I, unfortunately, haven’t saved a whole lot of the drawings I made in elementary and middle school, but I did find an example of a drawing I made when I was 13.
This is a reference drawing of a character I made in middle school. I’m not working with her anymore and have since forgotten her name and the original story she was part of. But this is a good example of my skills at that time. I cherished this drawing because, for my drawing ability at the time, this was a masterpiece. This was the point in time when I began to enjoy drawing human/humanoid characters. A few things I’d point out are the stiff posture, funky-looking fingers, big eyes, and disproportion overall. It’s not a bad drawing, just not the way I would’ve liked it.

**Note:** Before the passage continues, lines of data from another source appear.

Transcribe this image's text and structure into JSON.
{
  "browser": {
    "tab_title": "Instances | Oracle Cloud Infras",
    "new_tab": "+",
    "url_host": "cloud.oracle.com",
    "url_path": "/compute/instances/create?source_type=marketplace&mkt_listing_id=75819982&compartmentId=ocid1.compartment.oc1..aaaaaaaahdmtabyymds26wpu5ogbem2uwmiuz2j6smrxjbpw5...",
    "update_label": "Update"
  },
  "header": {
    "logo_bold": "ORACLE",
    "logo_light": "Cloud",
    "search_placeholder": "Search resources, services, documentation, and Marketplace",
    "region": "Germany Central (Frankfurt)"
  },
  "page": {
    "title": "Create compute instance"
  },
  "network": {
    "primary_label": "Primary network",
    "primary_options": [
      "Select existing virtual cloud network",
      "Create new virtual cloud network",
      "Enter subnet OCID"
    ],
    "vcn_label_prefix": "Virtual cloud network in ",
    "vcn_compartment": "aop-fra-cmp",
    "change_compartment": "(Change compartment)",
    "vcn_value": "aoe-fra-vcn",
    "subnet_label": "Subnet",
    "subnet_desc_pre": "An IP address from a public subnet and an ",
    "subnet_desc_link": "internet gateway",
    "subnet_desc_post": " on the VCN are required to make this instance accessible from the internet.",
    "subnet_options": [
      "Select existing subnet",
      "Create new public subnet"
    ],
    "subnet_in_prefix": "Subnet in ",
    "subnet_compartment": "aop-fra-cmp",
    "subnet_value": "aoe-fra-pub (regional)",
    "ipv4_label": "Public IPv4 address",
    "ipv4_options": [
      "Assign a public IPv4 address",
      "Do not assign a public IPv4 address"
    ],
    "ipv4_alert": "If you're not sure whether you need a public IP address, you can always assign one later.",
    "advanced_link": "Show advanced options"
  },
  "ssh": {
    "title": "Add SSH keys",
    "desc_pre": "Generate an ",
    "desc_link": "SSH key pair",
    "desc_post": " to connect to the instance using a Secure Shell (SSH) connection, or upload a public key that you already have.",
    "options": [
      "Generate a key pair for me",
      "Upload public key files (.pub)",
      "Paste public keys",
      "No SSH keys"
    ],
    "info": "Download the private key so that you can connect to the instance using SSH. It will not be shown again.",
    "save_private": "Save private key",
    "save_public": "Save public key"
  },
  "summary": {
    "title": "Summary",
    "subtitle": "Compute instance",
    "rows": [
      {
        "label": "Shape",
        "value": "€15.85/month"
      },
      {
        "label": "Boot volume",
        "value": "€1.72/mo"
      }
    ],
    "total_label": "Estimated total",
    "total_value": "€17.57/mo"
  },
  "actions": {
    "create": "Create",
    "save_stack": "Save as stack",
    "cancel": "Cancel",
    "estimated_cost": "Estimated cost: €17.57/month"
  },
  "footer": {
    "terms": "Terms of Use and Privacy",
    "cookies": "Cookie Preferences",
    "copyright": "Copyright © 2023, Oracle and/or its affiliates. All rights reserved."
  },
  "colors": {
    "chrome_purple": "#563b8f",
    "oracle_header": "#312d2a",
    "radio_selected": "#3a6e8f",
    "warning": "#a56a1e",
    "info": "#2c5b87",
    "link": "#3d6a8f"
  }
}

For some examples from late middle school to early high school, I’ve got these two drawings.
These drawings show growth toward a more creative phase. You can see I’d learned a little bit of anatomy, but it was still disproportionate in some places like the head and the length of the arms. This was an era that consisted of a lot of digital work because I had just bought an iPad to work with, and I was excited to play with the new tools I had at my fingertips. This period had a lot of drastic shadows and elaborate backgrounds, which I actually would like to bring back into some of my newer work. I’d say this was my most creative phase, because it was the height of art production. I was constantly coming up with new characters and stories to write/draw.
My latest era, which began during my time at Shawna’s print shop during my senior year of high school, is my more industrial, business-based era. I still take time to practice and draw for myself, but most of my art time is work–and I like it!
This is one of the first work drawings I did. After Shawna caught me doodling on sticky notes during my first day working for her, she decided to help me turn my hobby into a skill I could really work with. She was my first real commission client and asked me to make this edited version of the Images Print House logo. It included the team at Images, with Shawna (middle), Andy (middle), CJ (right), and Kim (me, left). I had a ton of fun with this drawing and it was a good start to what I hope will be a successful art career.
Currently, I’m still working on client commissions as much as I can between college assignments. Shawna has been helping me set up commissions by acting as my messenger/middleman, which has helped me create some great work and keep organized.
For the overall evolution of my style, I’d say I’ve learned to draw more dynamic/relaxed poses, more proportionate characters, and the ability to make more ‘realistically’ proportioned faces, rather than the drastically large anime/manga eyes I’d been drawing before. When I draw for myself, I still draw in that large-eye, slightly disproportionate style, because that’s the style that makes me happy. But I think the very best evolution I’ve made is the ability to adjust and change my style for whatever I need. Need a commissioned illustration for a business owner? I’ll probably use a more caricature style. A logo? I can get really simplified or detailed, whatever is needed. A character drawing/comic page? Dynamic poses and stylized proportions. This ability makes me a Jack of All Trades when it comes to commissions, so I’ll have plenty of work when I’m ready to transition into my career!